The international community may be too focused on fighting Islamic State militants in Iraq to see the country’s ‘overwhelming’ humanitarian needs, medical charity Medecins Sans Frontieres (MSF) said.
Humanitarian aid should be scaled up in proportion to the escalation of military operations, otherwise the gap between the needs and the aid that is being provided will widen further, the charity said.
“The international community is too focused, probably, on the fight against ISIS ... that the importance ... of increasing the humanitarian assistance is not taken into account,” Fabio Forgione, MSF’s head of mission in Iraq, said in London late on Wednesday.
“It is .. important to make sure that humanitarian assistance grows in parallel to the military operations which are carried out,” he told the Thomson Reuters Foundation by phone.
Islamic State, also known by the acronyms ISIS, ISIL or Daesh, swept through one-third of Iraq in June 2014 and declared a “caliphate” in territory it controlled in both Iraq and Syria, carrying out mass killings and imposing a draconian form of Islam.
Since then, the fight against the group has drawn in global and regional powers, often with competing allies on the ground in complex multi-sided conflicts.
At least 18,800 civilians were killed and 36,240 wounded in violence in Iraq from January 2014 to October 2015, according to the United Nations.
More than 3.2 million people have been displaced inside the country, according to the International Organisation for Migration (IOM).
Forgione said an estimated 2 million to 4 million people in Iraq needed humanitarian assistance, but the real number might be higher. Areas of major concern are Salah al-Din, Diyala, Anbar, Nineveh and the outskirts of Baghdad, he said.

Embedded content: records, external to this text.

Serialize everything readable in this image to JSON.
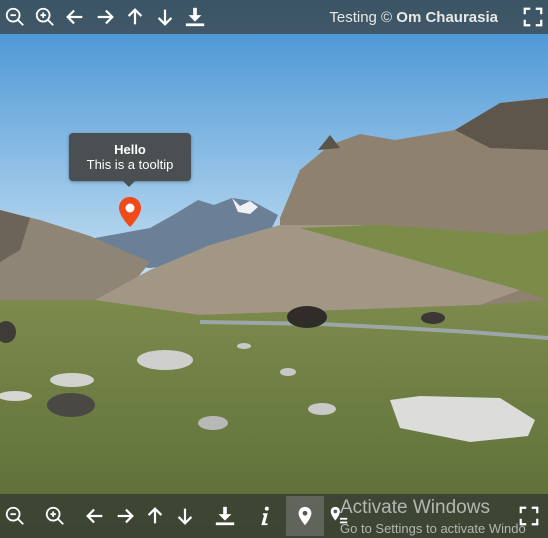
{
  "window": {
    "caption_prefix": "Testing ©",
    "caption_author": "Om Chaurasia"
  },
  "top_toolbar": [
    {
      "name": "zoom-out-button",
      "icon": "zoom-out-icon"
    },
    {
      "name": "zoom-in-button",
      "icon": "zoom-in-icon"
    },
    {
      "name": "move-left-button",
      "icon": "arrow-left-icon"
    },
    {
      "name": "move-right-button",
      "icon": "arrow-right-icon"
    },
    {
      "name": "move-up-button",
      "icon": "arrow-up-icon"
    },
    {
      "name": "move-down-button",
      "icon": "arrow-down-icon"
    },
    {
      "name": "download-button",
      "icon": "download-icon"
    },
    {
      "name": "fullscreen-button",
      "icon": "fullscreen-icon"
    }
  ],
  "bottom_toolbar": [
    {
      "name": "zoom-out-button",
      "icon": "zoom-out-icon"
    },
    {
      "name": "zoom-in-button",
      "icon": "zoom-in-icon"
    },
    {
      "name": "move-left-button",
      "icon": "arrow-left-icon"
    },
    {
      "name": "move-right-button",
      "icon": "arrow-right-icon"
    },
    {
      "name": "move-up-button",
      "icon": "arrow-up-icon"
    },
    {
      "name": "move-down-button",
      "icon": "arrow-down-icon"
    },
    {
      "name": "download-button",
      "icon": "download-icon"
    },
    {
      "name": "info-button",
      "icon": "info-icon"
    },
    {
      "name": "markers-button",
      "icon": "marker-icon",
      "active": true
    },
    {
      "name": "markers-list-button",
      "icon": "marker-list-icon"
    },
    {
      "name": "fullscreen-button",
      "icon": "fullscreen-icon"
    }
  ],
  "tooltip": {
    "title": "Hello",
    "body": "This is a tooltip"
  },
  "marker": {
    "icon": "map-pin-icon",
    "color": "#f04a1a"
  },
  "os_watermark": {
    "title": "Activate Windows",
    "subtitle": "Go to Settings to activate Windo"
  },
  "colors": {
    "sky": "#4f9bd8",
    "navbar": "#3a3e3a",
    "tooltip_bg": "#4a4f52"
  }
}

Few humanitarian agencies have been able to work in many parts of central Iraq because it is too dangerous, and in most cases only MSF and the International Committee of the Red Cross (ICRC) are still at work there, Forgione said.
The charity’s ‘concern number one’ is potential cholera outbreaks because of the limited access to clean water, and ‘widespread’ mental health problems, he said.
“Needs are so overwhelming that alone we are not able to satisfy them all,” Forgione said. “We have to make priorities which in our case is mostly focusing on the availability of medical care.”